Pamela Smart knows exactly what she wants and is willing to do anything to get it. She is fed up with teaching, and her marriage offers little excitement. Looking for a way out she applies ... See full summary »
When Tim McFall's young daughter dies as the result of toxic waste dumped in the local river, he tries to shut down the company and everybody turns against him. In his fight he is joined by... See full summary »
After young policewoman Gina Pulasky succeeds in handling a domestic fight particularly well, she's added to a small team of detectives assigned to a case of gruesome child killings. She ... See full summary »
In 19th century Oklahoma two teen girls, fans of stories about outlaws, are on a quest to meat and join up with them. They find a shadow of a former gang and although disappointed still try to help them escape from a vigorous marshal.
Elmer Jackson is a carpenter in a small Californian town in the 1930s. Struggling to bring up 4 young boys after the death of his wife, he is horrified when the Government (citing ... See full summary »
Dramatization of the lives of the people of Colorado City, Arizona, and Hildale, Utah, collectively known as "Short Creek," a community made up of members of the Fundamentalist Church of Latter Day Saints, a Mormon separatist group practicing child marriage and polygamy. Written by
Producers Laurence Schiller and Paul Monash with the Art Director Hub Braden scouted the ghost town location in the Spring of 1981, deciding to film the NBC-TV MOW in Utah. The actual Short Creek was located South of Hurricane approximately 40 miles.
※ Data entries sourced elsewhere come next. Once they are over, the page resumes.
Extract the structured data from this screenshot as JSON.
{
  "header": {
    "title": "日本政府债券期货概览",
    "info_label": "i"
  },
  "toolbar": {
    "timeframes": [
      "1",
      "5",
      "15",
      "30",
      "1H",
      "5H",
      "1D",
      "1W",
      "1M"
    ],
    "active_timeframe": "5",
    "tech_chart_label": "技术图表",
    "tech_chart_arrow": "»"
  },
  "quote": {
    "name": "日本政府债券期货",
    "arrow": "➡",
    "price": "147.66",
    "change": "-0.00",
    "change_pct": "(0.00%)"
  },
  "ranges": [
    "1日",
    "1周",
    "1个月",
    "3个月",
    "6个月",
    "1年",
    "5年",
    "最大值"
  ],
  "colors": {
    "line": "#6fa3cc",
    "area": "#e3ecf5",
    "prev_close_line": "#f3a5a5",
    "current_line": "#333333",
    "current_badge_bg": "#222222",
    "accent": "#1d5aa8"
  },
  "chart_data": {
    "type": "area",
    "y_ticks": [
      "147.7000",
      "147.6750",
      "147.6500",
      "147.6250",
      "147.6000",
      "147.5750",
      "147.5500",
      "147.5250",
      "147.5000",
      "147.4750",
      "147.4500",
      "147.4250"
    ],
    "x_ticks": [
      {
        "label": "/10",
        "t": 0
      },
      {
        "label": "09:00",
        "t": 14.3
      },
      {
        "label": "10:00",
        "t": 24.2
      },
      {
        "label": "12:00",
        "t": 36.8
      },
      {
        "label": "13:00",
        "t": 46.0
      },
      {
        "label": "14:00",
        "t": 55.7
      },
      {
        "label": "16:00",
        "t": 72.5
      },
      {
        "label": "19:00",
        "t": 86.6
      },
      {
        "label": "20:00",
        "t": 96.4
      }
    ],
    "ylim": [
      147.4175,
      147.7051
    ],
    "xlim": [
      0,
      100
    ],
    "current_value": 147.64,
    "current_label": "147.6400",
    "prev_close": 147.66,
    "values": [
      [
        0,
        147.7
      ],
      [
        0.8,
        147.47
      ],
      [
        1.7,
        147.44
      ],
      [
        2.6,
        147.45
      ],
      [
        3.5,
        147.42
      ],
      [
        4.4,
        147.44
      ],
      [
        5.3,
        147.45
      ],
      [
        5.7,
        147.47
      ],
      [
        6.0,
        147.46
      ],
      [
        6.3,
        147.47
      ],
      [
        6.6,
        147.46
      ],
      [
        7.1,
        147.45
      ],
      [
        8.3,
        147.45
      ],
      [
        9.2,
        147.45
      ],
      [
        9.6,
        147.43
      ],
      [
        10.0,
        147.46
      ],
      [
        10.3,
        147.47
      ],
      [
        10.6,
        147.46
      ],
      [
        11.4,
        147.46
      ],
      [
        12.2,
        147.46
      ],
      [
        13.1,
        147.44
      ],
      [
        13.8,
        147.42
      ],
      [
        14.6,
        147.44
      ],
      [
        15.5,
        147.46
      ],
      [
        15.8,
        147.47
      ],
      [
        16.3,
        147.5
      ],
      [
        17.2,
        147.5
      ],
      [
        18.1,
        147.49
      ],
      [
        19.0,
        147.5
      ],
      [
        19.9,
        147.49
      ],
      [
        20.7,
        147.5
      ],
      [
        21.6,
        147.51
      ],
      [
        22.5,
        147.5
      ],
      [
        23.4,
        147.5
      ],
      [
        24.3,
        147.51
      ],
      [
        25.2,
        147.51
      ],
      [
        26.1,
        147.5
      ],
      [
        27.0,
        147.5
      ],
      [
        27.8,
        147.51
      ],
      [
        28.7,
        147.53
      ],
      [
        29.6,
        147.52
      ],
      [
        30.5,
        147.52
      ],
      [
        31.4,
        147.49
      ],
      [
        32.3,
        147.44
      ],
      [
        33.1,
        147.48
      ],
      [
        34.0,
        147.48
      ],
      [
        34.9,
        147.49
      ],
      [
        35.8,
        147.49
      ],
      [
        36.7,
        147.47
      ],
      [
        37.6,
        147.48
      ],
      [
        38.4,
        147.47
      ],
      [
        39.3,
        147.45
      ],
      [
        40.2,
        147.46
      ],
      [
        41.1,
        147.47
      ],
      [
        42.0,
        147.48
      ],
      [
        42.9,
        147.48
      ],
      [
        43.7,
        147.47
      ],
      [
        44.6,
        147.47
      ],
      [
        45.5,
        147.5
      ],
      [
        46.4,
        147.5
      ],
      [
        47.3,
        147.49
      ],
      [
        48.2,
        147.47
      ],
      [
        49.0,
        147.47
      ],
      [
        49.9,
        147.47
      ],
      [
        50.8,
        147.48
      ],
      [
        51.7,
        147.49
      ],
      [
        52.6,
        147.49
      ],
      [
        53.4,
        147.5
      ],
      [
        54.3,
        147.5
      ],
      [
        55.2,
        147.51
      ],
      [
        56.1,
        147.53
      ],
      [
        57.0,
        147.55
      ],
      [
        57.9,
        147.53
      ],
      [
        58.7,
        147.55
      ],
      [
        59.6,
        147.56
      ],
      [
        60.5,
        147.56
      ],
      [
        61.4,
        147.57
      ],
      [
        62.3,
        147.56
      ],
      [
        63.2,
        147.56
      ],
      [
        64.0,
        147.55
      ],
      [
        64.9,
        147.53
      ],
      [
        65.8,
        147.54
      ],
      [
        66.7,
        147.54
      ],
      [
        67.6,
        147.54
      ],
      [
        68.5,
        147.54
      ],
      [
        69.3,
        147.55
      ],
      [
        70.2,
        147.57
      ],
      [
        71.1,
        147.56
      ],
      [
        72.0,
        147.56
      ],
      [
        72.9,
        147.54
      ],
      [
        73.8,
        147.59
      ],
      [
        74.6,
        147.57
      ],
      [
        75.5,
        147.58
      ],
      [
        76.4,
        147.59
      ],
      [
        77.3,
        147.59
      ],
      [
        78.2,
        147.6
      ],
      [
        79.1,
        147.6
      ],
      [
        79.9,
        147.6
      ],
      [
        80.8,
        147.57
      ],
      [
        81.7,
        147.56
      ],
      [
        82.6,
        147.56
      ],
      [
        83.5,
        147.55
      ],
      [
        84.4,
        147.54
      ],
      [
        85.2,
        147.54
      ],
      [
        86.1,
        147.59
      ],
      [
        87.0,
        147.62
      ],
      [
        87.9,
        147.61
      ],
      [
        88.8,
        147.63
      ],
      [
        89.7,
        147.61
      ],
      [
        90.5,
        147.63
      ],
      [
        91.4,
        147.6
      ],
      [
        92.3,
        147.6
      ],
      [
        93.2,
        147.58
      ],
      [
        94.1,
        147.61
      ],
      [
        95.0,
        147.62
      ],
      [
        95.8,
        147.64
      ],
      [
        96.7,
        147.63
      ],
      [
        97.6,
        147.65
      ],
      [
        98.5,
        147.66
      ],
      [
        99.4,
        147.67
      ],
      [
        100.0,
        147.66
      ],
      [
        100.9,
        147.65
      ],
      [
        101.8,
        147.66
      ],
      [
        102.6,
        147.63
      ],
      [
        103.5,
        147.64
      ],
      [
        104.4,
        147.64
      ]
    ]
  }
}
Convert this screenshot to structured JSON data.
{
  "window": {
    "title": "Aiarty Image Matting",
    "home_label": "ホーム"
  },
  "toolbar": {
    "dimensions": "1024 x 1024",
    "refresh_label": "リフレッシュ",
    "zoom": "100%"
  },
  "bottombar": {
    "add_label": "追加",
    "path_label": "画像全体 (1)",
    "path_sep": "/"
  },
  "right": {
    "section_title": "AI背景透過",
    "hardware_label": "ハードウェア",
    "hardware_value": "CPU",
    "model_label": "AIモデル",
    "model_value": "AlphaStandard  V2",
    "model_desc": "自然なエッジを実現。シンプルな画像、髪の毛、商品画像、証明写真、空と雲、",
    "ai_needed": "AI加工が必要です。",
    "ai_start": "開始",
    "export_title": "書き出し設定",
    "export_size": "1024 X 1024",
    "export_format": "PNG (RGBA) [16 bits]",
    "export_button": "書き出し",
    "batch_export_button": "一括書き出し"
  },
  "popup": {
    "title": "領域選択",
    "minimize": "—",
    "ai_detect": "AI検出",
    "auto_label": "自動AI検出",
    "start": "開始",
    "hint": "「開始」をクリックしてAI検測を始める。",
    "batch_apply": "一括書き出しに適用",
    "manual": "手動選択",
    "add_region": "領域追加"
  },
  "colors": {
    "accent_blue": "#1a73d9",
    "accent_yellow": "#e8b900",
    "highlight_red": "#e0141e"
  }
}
Art Director and Construction Coordinator Jerry Esposito established their base in the only motel in Hurricane six weeks prior to photography. Esposito hired construction carpenters and painters at the St George Unemployment office for his crew. They established Short Creek Productions with a local bank, with a sizable account for credit purposes, for purchasing lumber and materials prior to construction. The producers, cast and production department followed establishing their group in several motels in St. George Utah for the filming and wrap. The distance from St. George to the ghost town location was about 30 miles. The construction coordinator built a foot bridge over the shallow creek bed adjacent the ghost town and main road. Otherwise the travel time to reach the town was an additional 20 miles; ten miles to reach a creek crossing bridge, and another ten miles back to the ghost town. The actual Shortcreek Mormon-Polygamist group in Colorado City and Hilldale township had knowledge of the intended filming. The production was advised that a rumored possible raid of the filming location by the Polygamist male leadership might occur. The local Sheriff, Glennwood Humphries, became a major contact for the construction department, making his presence established prior to and during filming. Filming was neither delayed nor prevented during the production schedule. Two brothers, from Tooele, Utah, were hired to live in their parents house trailer located adjacent the creek, the bridge, and the location, acting as security both during the day and night from first day of construction, till end of filming. The two boys also became town extras during their security detail. See more »
Actually, this film is not about a nominal Christian group as one reviewer wrote, it is about a fundamentalist Mormon sect. What is important to know about this is the truth behind early LDS doctrine. Even though the modern day LDS followers will discourage this belief, they cling to the fact that the good LDS men will become gods on their own planets in the afterlife with multiple wives.
The film was interesting and it caused me to do some research in the group that it is based on. Some reference works will point out there are between 150,000 to 300,000 practicing polygamous people in the US. Most of these are fringe LDS.
2 of 4 people found this review helpful.
Was this review helpful to you?